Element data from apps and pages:
★ ★ ★ ★

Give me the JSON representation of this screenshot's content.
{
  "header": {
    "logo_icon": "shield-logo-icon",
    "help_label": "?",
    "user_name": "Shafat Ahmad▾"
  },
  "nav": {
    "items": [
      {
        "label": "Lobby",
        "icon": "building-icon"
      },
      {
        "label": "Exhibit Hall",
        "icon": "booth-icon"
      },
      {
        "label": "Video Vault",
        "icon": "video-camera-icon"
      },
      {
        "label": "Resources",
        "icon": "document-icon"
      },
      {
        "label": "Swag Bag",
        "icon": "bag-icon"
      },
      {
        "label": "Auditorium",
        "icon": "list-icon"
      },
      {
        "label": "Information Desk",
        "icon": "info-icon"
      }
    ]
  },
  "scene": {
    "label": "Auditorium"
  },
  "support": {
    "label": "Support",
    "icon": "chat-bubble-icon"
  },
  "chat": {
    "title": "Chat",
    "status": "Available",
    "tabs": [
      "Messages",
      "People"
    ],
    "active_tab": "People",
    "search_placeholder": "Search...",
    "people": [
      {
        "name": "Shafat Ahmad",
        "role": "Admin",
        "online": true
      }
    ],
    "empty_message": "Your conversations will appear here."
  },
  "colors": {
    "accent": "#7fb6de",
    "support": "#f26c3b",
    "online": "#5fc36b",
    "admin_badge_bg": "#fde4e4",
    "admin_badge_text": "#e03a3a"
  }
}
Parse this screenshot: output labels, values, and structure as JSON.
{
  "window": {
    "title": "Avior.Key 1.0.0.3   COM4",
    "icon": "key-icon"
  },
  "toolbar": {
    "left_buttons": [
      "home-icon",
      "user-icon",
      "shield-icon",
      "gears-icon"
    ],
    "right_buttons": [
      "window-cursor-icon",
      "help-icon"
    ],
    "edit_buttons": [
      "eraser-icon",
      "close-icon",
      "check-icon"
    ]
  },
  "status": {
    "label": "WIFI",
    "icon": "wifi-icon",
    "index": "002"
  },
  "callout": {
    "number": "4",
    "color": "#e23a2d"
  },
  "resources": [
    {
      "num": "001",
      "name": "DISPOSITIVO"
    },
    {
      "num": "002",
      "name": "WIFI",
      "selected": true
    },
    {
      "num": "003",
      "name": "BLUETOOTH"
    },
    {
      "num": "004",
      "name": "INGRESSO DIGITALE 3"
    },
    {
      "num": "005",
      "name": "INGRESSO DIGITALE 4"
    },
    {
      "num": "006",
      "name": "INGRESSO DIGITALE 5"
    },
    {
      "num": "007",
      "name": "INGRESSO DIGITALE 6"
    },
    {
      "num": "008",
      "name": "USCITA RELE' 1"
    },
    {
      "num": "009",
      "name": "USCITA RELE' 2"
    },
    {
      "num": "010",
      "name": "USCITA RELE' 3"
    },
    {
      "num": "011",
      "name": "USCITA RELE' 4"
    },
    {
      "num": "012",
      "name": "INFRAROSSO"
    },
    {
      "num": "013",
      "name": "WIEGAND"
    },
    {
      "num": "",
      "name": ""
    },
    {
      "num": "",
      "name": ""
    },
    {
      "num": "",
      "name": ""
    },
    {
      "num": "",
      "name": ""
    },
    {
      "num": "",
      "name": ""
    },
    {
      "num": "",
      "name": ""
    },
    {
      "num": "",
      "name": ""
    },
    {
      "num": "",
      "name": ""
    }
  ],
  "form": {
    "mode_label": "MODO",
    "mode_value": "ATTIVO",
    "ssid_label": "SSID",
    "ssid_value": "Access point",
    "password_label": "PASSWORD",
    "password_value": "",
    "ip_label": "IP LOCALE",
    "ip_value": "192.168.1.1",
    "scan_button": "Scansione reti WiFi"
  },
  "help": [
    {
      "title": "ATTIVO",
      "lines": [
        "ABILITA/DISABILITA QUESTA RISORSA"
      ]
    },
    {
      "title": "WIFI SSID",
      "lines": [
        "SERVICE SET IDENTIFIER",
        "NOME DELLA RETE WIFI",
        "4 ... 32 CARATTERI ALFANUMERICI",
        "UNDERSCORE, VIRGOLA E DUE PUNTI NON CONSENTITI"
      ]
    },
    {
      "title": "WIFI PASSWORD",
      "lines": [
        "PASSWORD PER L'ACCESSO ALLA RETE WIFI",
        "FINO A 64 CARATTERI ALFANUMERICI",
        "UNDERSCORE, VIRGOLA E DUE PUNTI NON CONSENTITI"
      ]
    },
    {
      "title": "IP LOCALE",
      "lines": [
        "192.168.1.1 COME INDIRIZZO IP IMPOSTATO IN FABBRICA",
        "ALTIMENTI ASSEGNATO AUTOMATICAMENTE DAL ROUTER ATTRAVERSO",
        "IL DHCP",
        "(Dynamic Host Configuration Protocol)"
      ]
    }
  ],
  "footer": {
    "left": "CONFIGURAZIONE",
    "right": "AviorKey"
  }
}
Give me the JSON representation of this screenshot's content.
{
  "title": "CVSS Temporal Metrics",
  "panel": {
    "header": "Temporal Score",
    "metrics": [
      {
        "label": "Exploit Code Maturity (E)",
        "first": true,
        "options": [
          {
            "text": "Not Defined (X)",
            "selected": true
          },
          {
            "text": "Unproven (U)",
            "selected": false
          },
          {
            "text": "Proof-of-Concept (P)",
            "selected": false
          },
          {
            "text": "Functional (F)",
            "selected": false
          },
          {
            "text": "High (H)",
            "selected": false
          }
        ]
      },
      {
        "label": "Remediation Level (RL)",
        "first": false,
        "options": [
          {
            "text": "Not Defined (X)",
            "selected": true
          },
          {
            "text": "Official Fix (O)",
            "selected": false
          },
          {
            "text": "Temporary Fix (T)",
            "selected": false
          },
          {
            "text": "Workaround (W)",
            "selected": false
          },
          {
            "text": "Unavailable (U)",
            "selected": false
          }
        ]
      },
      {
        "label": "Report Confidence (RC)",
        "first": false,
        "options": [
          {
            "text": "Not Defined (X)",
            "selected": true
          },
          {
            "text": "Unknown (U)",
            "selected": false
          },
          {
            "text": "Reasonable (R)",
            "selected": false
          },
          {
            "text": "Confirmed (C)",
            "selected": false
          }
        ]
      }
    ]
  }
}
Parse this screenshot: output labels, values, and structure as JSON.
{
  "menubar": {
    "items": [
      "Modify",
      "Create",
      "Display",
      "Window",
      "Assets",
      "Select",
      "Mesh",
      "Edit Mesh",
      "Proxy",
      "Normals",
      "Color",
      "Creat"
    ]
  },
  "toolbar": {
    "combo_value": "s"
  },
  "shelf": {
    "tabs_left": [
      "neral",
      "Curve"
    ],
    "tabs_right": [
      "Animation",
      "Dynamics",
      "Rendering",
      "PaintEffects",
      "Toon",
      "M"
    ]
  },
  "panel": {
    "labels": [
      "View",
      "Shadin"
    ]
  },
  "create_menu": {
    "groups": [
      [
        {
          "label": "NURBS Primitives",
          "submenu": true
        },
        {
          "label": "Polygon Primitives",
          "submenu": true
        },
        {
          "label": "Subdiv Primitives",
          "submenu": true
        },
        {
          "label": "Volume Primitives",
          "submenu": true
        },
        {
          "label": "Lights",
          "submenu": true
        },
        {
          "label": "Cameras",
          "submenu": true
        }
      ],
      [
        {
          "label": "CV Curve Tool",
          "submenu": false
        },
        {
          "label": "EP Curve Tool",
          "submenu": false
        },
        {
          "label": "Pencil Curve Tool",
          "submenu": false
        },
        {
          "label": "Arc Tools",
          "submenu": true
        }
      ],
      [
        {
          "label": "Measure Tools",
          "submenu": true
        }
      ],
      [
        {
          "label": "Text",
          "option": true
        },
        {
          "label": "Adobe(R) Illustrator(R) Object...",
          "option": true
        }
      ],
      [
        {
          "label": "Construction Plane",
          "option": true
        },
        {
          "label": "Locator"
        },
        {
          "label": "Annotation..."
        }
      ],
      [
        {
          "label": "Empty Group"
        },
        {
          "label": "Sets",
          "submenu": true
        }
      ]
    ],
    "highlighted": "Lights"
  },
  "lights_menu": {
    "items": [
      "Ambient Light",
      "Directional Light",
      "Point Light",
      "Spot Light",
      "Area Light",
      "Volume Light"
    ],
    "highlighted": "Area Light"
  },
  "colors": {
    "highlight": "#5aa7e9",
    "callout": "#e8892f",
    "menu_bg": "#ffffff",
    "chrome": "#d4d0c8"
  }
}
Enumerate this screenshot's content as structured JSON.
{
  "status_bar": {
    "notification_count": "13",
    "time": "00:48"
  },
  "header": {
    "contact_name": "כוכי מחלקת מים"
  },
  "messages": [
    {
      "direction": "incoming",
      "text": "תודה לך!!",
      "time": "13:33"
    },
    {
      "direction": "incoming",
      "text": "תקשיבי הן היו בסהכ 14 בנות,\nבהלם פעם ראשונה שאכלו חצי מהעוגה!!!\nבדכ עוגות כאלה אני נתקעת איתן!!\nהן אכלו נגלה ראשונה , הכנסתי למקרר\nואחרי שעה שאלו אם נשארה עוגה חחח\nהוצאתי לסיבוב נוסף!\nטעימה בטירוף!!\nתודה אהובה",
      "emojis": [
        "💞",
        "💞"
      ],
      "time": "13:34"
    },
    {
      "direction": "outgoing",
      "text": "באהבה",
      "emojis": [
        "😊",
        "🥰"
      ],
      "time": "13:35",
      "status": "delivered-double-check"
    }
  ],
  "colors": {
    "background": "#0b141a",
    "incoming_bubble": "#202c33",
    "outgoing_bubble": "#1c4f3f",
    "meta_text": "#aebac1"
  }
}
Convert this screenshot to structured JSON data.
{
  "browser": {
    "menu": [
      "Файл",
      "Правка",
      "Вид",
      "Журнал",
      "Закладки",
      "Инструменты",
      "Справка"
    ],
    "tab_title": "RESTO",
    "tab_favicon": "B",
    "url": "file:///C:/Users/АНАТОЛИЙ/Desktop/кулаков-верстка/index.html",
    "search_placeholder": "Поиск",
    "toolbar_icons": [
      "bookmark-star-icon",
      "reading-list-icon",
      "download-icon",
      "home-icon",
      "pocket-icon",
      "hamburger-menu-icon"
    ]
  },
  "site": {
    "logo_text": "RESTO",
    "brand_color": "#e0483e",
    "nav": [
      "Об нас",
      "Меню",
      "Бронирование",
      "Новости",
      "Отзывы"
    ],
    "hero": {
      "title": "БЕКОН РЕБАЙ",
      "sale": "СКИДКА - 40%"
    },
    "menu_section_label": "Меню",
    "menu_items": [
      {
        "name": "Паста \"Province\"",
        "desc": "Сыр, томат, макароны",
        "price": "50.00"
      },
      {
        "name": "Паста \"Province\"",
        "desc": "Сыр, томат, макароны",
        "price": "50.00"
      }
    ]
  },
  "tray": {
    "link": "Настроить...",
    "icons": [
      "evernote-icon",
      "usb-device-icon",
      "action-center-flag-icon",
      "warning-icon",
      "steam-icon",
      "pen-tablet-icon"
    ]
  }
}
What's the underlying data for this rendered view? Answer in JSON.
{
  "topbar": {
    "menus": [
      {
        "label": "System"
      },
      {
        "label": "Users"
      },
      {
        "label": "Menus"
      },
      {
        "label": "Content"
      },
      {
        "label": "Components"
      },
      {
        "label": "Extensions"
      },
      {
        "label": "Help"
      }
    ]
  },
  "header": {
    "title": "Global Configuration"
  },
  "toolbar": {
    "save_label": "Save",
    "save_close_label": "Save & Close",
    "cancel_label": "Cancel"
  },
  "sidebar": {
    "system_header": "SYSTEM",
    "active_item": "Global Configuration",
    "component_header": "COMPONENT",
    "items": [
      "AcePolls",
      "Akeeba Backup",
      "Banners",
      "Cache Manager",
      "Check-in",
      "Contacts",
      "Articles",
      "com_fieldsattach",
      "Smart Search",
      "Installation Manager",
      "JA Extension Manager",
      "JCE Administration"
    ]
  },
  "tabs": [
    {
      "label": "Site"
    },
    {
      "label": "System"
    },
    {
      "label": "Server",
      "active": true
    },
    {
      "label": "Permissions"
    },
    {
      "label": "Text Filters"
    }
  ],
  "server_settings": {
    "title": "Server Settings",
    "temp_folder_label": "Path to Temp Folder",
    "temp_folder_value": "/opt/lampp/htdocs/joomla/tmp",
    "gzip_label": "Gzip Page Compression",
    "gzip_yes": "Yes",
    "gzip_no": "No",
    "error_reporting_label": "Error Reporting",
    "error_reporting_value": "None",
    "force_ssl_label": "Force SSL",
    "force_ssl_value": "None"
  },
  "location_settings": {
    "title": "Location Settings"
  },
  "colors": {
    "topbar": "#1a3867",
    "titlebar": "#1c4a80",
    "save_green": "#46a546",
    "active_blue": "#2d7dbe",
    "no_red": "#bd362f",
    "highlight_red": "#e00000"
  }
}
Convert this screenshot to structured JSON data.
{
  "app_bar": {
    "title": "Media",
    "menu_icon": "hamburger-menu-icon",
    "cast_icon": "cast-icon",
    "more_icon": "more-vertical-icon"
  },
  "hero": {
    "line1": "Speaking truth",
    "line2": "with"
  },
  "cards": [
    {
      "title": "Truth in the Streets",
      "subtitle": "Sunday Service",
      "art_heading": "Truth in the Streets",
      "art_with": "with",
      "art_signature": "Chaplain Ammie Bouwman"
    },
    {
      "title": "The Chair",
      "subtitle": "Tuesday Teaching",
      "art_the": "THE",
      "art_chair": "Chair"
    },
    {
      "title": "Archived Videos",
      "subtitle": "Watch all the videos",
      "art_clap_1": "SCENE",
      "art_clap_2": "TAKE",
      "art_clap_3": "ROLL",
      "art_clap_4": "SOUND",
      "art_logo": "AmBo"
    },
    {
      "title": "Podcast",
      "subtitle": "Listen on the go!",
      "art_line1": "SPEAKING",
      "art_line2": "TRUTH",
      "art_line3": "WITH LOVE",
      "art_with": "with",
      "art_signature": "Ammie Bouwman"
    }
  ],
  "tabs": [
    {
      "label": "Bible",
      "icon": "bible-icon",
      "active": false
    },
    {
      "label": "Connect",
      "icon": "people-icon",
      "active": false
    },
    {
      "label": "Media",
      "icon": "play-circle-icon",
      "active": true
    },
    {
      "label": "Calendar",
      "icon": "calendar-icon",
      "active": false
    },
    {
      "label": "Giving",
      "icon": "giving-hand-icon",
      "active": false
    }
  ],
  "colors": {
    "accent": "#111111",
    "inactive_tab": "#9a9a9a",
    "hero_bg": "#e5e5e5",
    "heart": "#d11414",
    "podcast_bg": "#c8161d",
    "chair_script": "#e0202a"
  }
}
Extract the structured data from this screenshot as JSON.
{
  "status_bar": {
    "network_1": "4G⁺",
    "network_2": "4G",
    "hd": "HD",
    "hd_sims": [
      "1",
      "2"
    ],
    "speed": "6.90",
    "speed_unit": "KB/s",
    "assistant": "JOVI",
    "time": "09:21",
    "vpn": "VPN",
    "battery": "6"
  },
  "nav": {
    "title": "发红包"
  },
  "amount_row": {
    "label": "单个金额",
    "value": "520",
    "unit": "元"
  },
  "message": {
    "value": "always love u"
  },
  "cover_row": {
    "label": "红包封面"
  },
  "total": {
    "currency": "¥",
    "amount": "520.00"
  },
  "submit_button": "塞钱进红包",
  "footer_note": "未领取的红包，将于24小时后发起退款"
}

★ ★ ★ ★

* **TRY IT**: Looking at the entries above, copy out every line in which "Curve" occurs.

* **WRITTEN ANSWER**:
      "Curve"
          "label": "CV Curve Tool",
          "label": "EP Curve Tool",
          "label": "Pencil Curve Tool",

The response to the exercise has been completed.